"""

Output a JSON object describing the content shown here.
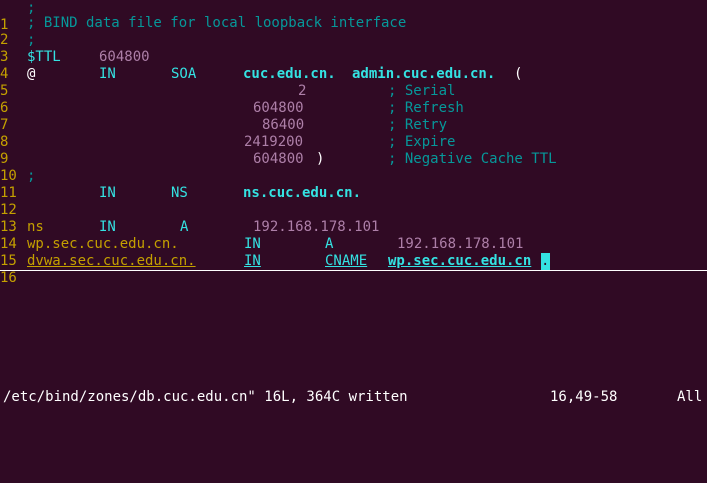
{
  "lines": [
    {
      "n": "1",
      "comment": ";"
    },
    {
      "n": "2",
      "comment": "; BIND data file for local loopback interface"
    },
    {
      "n": "3",
      "comment": ";"
    },
    {
      "n": "4",
      "ttl_kw": "$TTL",
      "ttl_val": "604800"
    },
    {
      "n": "5",
      "at": "@",
      "class": "IN",
      "type": "SOA",
      "name": "cuc.edu.cn.",
      "admin": "admin.cuc.edu.cn.",
      "paren": "("
    },
    {
      "n": "6",
      "value": "2",
      "comment": "; Serial"
    },
    {
      "n": "7",
      "value": "604800",
      "comment": "; Refresh"
    },
    {
      "n": "8",
      "value": "86400",
      "comment": "; Retry"
    },
    {
      "n": "9",
      "value": "2419200",
      "comment": "; Expire"
    },
    {
      "n": "10",
      "value": "604800",
      "close": ")",
      "comment": "; Negative Cache TTL"
    },
    {
      "n": "11",
      "comment": ";"
    },
    {
      "n": "12",
      "class": "IN",
      "type": "NS",
      "target": "ns.cuc.edu.cn."
    },
    {
      "n": "13"
    },
    {
      "n": "14",
      "name": "ns",
      "class": "IN",
      "type": "A",
      "ip": "192.168.178.101"
    },
    {
      "n": "15",
      "name": "wp.sec.cuc.edu.cn.",
      "class": "IN",
      "type": "A",
      "ip": "192.168.178.101"
    },
    {
      "n": "16",
      "name": "dvwa.sec.cuc.edu.cn.",
      "class": "IN",
      "type": "CNAME",
      "target": "wp.sec.cuc.edu.cn",
      "cursor_char": "."
    }
  ],
  "status": {
    "message": "/etc/bind/zones/db.cuc.edu.cn\" 16L, 364C written",
    "position": "16,49-58",
    "scroll": "All"
  }
}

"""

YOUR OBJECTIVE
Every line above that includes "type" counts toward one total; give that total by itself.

EXERCISE OUTPUT
5